The monarchy has never been funded like other public bodies, which are
usually set an annual budget based on what they actually need to spend.
Until 2013, the costs of the monarchy – that's the Queen in her role as
head of state and the other working royals – were funded by a civil list
payment and a number of separate grants covering travel, property
maintenance, communications and other expenses.
All these costs have now been rolled into one single annual payment
called the “Sovereign Grant”. This has been set at 25% of surplus
revenue from the crown estate - a publicly-owned property portfolio -
resulting in a payment of £76.1m for 2017/2018.
However, the Sovereign Grant is just one part of the total cost of the
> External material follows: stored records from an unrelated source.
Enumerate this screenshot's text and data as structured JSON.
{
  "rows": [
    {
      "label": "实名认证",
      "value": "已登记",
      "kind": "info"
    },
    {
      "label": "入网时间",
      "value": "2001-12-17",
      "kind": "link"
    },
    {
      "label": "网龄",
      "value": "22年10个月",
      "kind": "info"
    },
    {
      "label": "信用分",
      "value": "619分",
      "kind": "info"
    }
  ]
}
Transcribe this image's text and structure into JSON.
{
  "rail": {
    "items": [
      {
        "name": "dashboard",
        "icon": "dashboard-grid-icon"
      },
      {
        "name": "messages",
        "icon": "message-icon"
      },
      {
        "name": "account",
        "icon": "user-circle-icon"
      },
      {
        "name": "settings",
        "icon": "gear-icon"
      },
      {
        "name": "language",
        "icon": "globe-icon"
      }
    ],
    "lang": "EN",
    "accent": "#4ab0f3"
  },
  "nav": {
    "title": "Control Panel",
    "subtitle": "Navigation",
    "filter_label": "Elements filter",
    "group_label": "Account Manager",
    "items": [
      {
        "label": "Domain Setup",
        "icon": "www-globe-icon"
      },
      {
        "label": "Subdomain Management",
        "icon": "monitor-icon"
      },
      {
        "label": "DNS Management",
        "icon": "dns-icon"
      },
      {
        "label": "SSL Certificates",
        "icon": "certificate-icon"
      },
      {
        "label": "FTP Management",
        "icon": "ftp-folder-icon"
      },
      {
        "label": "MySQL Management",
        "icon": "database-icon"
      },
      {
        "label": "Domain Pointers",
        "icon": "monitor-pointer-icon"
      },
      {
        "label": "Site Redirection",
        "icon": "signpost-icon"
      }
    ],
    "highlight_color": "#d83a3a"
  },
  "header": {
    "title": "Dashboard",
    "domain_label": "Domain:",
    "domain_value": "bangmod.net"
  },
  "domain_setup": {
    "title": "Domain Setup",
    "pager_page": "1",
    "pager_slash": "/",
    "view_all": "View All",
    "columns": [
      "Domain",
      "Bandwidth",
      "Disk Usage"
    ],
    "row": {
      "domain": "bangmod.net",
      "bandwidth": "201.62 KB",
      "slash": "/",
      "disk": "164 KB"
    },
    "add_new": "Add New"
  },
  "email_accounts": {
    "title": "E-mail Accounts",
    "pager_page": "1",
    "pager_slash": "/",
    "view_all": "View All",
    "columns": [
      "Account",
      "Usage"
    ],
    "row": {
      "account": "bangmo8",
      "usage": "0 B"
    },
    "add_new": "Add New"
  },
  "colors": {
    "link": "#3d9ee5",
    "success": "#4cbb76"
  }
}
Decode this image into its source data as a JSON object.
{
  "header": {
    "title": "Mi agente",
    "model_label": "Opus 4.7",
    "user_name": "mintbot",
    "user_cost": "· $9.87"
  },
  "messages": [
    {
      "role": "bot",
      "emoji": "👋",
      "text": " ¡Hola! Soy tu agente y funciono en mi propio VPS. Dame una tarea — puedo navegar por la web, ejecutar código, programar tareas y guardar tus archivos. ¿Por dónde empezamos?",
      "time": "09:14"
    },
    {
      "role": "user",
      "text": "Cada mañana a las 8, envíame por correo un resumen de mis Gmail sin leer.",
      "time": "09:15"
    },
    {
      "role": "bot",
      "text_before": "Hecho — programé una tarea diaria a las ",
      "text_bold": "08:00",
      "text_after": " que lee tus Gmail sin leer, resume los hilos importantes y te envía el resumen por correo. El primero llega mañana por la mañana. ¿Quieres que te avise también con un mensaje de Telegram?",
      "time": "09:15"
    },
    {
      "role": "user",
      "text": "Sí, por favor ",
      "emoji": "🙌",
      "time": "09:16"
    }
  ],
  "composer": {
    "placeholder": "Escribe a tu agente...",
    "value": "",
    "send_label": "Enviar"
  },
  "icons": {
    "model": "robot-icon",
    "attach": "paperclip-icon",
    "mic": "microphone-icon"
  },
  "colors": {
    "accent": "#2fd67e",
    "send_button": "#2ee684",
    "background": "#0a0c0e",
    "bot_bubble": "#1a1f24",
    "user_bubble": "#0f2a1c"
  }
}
monarchy. The royal family's security bill is picked up by the
metropolitan police, for example, while the costs of royal visits are
borne by local councils.
Meanwhile, income from the Duchy of Lancaster and the Duchy of Cornwall
– despite belonging to the nation - goes directly to the Queen and
Prince Charles respectively, depriving the treasury of tens of millions
of pounds every year.
When all this hidden expenditure is included, the real cost of the
monarchy to British taxpayers is likely to be around £345m annually.